Hard to quite fathom now, but Pep Guardiola’s first Manchester City team ended up below Tottenham in the 2016/17 league table. One reason why that happened then and hasn’t really looked like doing so since was Kyle Walker, whose £50m move to City that summer looked at the time like paying over the odds for a right-back, albeit a really good one. Fair enough, because City needed a right-back and could afford to do it; it felt like a transfer deal that suited all parties. Still does looking back with five years’ hindsight, really, but just without the £50m looking in any way like an over-the-top sum for a crucial figure in four Premier League title-winning campaigns.
2) Raheem Sterling (Liverpool to Manchester City, July 2015, £44m)
Easy to forget now they are the one team able to mount any kind of consistent challenge to City’s dominance of the Premier League, but you don’t have to go that far back to find a time when Liverpool were still locked in their banter era. But they were still Liverpool and there was still widespread shock and horror among the Liverpool-adjacent punditocracy when Sterling refused to sign a new contract in order to help push through a big-money move to the ghastly nouveau riche Manchester City. The acrimony around it all probably played a larger part than most care to acknowledge in some of the frankly disgusting media coverage to which Sterling has often been so pointedly subjected. Even with all Liverpool’s subsequent improvement, it’s still hard to argue that Sterling made the wrong decision even if he might have second thoughts about the precise way he went about achieving it. His City career now appears to be over with a second entry on this list a distinct possibility if and when he completes a move to Chelsea, but it’s been a great one, especially in that three-year period from 2017 to 2020 when everything clicked and the goals really flowed.
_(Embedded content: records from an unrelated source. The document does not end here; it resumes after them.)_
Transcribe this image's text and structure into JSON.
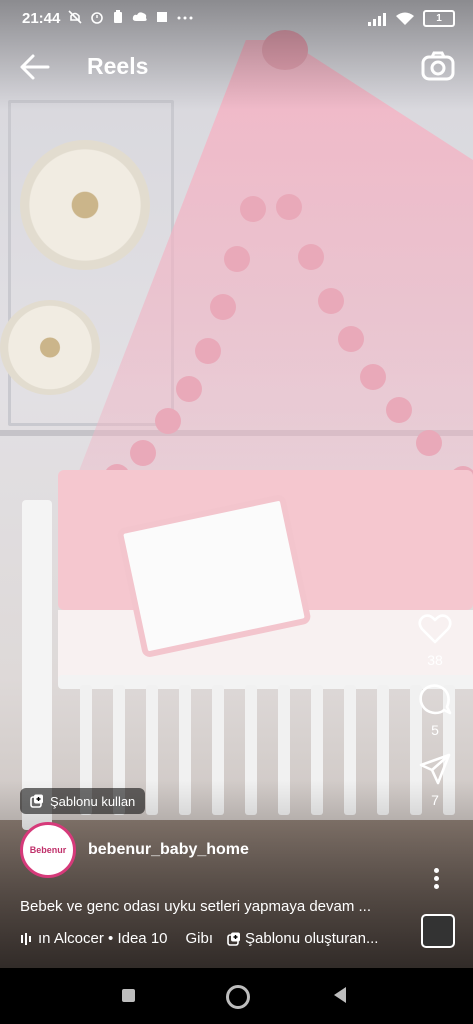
{
  "status_bar": {
    "time": "21:44",
    "left_icons": [
      "mute-icon",
      "alarm-icon",
      "battery-saver-icon",
      "cloud-icon",
      "square-icon",
      "more-dots"
    ],
    "battery": "1",
    "right_icons": [
      "signal-icon",
      "wifi-icon",
      "battery-icon"
    ]
  },
  "header": {
    "title": "Reels"
  },
  "actions": {
    "likes": "38",
    "comments": "5",
    "shares": "7"
  },
  "template_chip": {
    "label": "Şablonu kullan"
  },
  "author": {
    "username": "bebenur_baby_home",
    "avatar_text": "Bebenur"
  },
  "caption": "Bebek ve genc odası uyku setleri yapmaya devam ...",
  "audio": {
    "track": "ın Alcocer • Idea 10",
    "separator": "Gibı",
    "template_label": "Şablonu oluşturan..."
  },
  "colors": {
    "canopy": "#f2b7c6",
    "avatar_ring": "#d63a7a"
  }
}
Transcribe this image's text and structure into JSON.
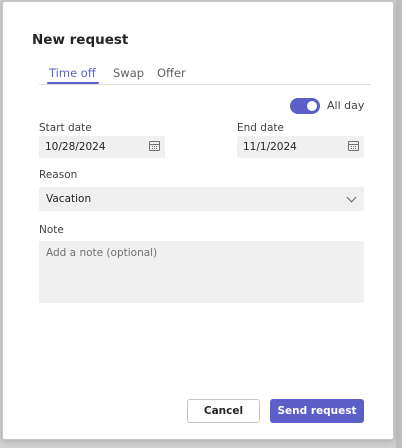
{
  "dialog": {
    "title": "New request"
  },
  "tabs": [
    {
      "label": "Time off",
      "active": true
    },
    {
      "label": "Swap",
      "active": false
    },
    {
      "label": "Offer",
      "active": false
    }
  ],
  "all_day": {
    "label": "All day",
    "on": true
  },
  "start_date": {
    "label": "Start date",
    "value": "10/28/2024",
    "icon": "calendar-icon"
  },
  "end_date": {
    "label": "End date",
    "value": "11/1/2024",
    "icon": "calendar-icon"
  },
  "reason": {
    "label": "Reason",
    "value": "Vacation",
    "icon": "chevron-down-icon"
  },
  "note": {
    "label": "Note",
    "placeholder": "Add a note (optional)",
    "value": ""
  },
  "actions": {
    "cancel_label": "Cancel",
    "send_label": "Send request"
  },
  "colors": {
    "accent": "#5b5fc7",
    "field_background": "#f0f0f0",
    "text": "#242424"
  }
}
1) Virgil van Dijk (Southampton to Liverpool, January 2018, £75m)
City may dominate the upper reaches of this list but they have to concede top spot to Liverpool on this occasion thanks to their expensive but transformative acquisition of Virgil van Dijk four years ago. His impact was instant. Back in the first half of the 2017/18 season, Liverpool were an excellent and entertaining side but they were defensively vulnerable. Seemingly overnight, that problem was solved by Van Dijk who has gone on to prove himself the league’s pre-eminent defender. It may be overly simplistic and a touch reductive, but there are few starker statistics in the Premier League era than Liverpool’s final points totals during VVD’s four full seasons at the club: 97, 99, 69, 92. It isn’t hard to spot the season Van Dijk missed almost the entirety of through injury.